→ **Dataset content**
★ ★ ★ ★

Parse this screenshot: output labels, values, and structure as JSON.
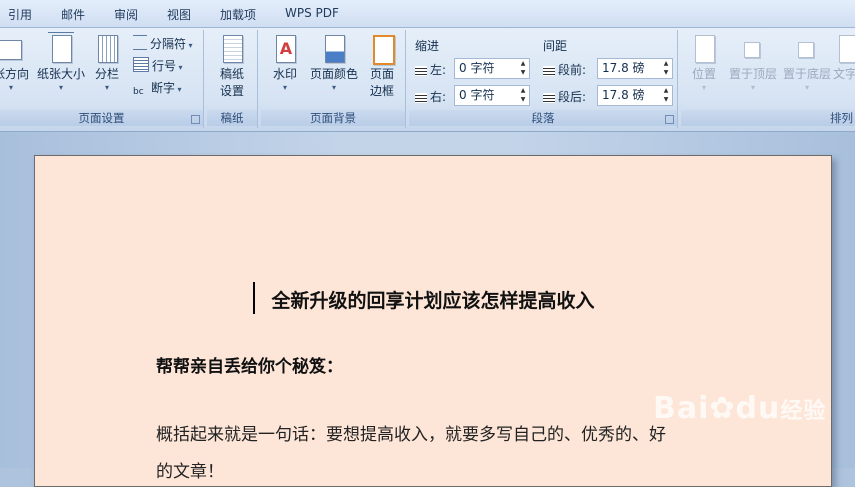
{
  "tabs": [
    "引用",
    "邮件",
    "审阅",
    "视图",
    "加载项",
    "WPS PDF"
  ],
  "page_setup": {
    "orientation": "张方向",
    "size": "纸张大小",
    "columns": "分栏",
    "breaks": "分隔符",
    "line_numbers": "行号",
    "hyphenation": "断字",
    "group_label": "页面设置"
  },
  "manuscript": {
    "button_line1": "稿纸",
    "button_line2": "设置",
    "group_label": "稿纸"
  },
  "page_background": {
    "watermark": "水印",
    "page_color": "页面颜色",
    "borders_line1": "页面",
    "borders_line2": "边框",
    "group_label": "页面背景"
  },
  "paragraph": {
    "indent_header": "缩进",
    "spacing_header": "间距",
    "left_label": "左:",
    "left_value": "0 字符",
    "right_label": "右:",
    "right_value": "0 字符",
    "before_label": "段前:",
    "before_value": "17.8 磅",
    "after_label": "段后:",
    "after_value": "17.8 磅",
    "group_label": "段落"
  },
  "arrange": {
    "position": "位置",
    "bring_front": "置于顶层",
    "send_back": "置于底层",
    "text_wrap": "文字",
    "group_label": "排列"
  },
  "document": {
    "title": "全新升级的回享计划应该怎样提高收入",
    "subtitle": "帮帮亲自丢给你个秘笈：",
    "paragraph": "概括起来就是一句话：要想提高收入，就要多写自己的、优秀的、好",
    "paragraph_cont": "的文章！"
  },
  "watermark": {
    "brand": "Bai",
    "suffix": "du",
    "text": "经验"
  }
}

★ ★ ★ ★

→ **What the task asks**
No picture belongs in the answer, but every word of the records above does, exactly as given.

→ **Answer space**
Parse this screenshot: output labels, values, and structure as JSON.
{
  "tabs": [
    "引用",
    "邮件",
    "审阅",
    "视图",
    "加载项",
    "WPS PDF"
  ],
  "page_setup": {
    "orientation": "张方向",
    "size": "纸张大小",
    "columns": "分栏",
    "breaks": "分隔符",
    "line_numbers": "行号",
    "hyphenation": "断字",
    "group_label": "页面设置"
  },
  "manuscript": {
    "button_line1": "稿纸",
    "button_line2": "设置",
    "group_label": "稿纸"
  },
  "page_background": {
    "watermark": "水印",
    "page_color": "页面颜色",
    "borders_line1": "页面",
    "borders_line2": "边框",
    "group_label": "页面背景"
  },
  "paragraph": {
    "indent_header": "缩进",
    "spacing_header": "间距",
    "left_label": "左:",
    "left_value": "0 字符",
    "right_label": "右:",
    "right_value": "0 字符",
    "before_label": "段前:",
    "before_value": "17.8 磅",
    "after_label": "段后:",
    "after_value": "17.8 磅",
    "group_label": "段落"
  },
  "arrange": {
    "position": "位置",
    "bring_front": "置于顶层",
    "send_back": "置于底层",
    "text_wrap": "文字",
    "group_label": "排列"
  },
  "document": {
    "title": "全新升级的回享计划应该怎样提高收入",
    "subtitle": "帮帮亲自丢给你个秘笈：",
    "paragraph": "概括起来就是一句话：要想提高收入，就要多写自己的、优秀的、好",
    "paragraph_cont": "的文章！"
  },
  "watermark": {
    "brand": "Bai",
    "suffix": "du",
    "text": "经验"
  }
}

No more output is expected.